#### WORK REQUEST:
Check every line in the records below for the word "Control" and report how many have it, nothing more.

________________________________________

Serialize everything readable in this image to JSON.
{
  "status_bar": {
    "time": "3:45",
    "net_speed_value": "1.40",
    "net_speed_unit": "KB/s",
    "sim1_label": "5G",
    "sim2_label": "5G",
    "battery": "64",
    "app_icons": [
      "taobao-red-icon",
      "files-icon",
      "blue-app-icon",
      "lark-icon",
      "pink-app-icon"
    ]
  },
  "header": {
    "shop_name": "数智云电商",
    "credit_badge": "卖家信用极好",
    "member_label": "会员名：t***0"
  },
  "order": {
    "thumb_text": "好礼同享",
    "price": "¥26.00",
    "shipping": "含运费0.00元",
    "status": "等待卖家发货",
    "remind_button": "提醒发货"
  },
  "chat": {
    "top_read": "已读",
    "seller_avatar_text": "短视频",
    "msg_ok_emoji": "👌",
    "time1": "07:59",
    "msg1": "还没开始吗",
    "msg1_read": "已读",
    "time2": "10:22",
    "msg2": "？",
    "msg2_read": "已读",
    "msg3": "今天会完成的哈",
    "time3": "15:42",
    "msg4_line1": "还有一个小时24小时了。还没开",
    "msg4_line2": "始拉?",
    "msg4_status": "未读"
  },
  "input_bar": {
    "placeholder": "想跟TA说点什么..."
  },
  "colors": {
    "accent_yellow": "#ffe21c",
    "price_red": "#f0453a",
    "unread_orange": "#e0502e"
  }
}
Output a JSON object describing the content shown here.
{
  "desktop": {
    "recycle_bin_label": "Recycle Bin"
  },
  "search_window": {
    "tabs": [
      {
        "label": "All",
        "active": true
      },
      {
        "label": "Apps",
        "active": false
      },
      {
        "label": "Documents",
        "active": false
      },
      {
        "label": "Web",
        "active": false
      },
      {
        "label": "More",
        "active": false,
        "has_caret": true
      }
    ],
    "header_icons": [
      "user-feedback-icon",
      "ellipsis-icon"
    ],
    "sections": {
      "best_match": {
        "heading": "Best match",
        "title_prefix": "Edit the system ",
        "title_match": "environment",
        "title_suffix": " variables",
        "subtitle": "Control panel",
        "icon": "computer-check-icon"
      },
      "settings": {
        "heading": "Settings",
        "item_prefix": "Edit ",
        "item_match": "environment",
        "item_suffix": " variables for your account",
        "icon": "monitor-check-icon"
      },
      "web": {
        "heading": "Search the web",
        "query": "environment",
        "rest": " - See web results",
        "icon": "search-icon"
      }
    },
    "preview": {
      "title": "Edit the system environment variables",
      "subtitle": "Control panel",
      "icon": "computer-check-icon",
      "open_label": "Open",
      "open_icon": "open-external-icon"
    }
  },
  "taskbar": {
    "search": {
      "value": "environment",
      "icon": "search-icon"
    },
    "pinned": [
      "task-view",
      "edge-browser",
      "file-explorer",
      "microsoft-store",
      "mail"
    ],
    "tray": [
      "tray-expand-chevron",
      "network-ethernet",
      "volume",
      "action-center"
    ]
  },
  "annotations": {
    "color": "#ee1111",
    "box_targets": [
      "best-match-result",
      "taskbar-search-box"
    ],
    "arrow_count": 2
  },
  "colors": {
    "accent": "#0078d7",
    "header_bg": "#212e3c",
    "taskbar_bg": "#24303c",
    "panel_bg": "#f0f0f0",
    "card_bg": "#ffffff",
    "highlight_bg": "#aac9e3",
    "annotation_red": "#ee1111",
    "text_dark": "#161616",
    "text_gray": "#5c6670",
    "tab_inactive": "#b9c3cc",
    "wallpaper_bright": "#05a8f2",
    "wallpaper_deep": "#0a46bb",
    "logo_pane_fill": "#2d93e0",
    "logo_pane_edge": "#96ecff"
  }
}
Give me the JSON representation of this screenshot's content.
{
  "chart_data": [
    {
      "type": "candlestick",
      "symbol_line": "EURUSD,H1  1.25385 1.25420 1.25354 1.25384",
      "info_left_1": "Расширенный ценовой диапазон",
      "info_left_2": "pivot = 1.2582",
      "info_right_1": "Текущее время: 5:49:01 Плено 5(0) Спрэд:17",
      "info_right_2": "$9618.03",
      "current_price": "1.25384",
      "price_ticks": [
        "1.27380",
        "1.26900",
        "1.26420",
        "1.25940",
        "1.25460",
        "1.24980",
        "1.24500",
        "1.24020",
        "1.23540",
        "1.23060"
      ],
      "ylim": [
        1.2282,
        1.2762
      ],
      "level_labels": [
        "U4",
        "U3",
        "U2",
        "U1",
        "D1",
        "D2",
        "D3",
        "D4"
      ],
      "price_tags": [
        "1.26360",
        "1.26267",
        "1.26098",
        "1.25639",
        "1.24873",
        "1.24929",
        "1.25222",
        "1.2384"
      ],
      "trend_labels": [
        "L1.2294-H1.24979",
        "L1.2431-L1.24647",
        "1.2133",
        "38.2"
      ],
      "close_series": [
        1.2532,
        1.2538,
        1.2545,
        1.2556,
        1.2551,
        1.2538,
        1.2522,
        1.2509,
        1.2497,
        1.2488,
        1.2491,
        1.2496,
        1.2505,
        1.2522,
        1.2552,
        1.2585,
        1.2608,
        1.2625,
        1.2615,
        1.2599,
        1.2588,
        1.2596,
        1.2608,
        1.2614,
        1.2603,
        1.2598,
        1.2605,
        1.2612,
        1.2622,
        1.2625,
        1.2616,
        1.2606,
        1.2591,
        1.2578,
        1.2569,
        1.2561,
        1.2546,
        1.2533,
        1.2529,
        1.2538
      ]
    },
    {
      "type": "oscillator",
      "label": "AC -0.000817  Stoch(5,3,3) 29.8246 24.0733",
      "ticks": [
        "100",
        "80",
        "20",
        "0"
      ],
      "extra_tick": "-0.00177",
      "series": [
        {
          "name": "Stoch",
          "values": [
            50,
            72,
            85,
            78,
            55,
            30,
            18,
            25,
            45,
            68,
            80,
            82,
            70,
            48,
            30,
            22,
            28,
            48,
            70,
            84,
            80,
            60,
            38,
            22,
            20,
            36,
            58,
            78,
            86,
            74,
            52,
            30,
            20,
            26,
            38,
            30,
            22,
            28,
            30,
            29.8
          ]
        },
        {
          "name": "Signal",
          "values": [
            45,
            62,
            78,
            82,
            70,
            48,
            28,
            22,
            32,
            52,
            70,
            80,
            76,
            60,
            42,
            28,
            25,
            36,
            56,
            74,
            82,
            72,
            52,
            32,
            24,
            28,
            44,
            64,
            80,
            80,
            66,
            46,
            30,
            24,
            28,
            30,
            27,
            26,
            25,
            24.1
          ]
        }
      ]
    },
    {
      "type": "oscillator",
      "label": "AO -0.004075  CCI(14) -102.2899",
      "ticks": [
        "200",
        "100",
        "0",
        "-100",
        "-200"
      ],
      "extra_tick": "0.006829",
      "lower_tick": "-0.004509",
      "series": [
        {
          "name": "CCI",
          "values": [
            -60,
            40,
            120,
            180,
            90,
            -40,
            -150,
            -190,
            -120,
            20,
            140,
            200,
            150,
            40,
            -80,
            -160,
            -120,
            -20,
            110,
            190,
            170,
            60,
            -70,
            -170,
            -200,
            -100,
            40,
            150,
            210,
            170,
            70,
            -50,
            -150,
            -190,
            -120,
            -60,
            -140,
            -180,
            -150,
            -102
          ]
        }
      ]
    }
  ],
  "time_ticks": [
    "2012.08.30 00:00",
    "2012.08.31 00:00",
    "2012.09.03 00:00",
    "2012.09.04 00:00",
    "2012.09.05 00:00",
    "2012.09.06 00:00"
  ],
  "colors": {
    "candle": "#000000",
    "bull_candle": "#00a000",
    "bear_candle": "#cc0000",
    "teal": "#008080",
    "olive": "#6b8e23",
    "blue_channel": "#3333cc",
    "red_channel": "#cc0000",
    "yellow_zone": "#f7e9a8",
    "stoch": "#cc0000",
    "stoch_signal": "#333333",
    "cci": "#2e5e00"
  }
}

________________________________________

#### RESPONSE BOX:
2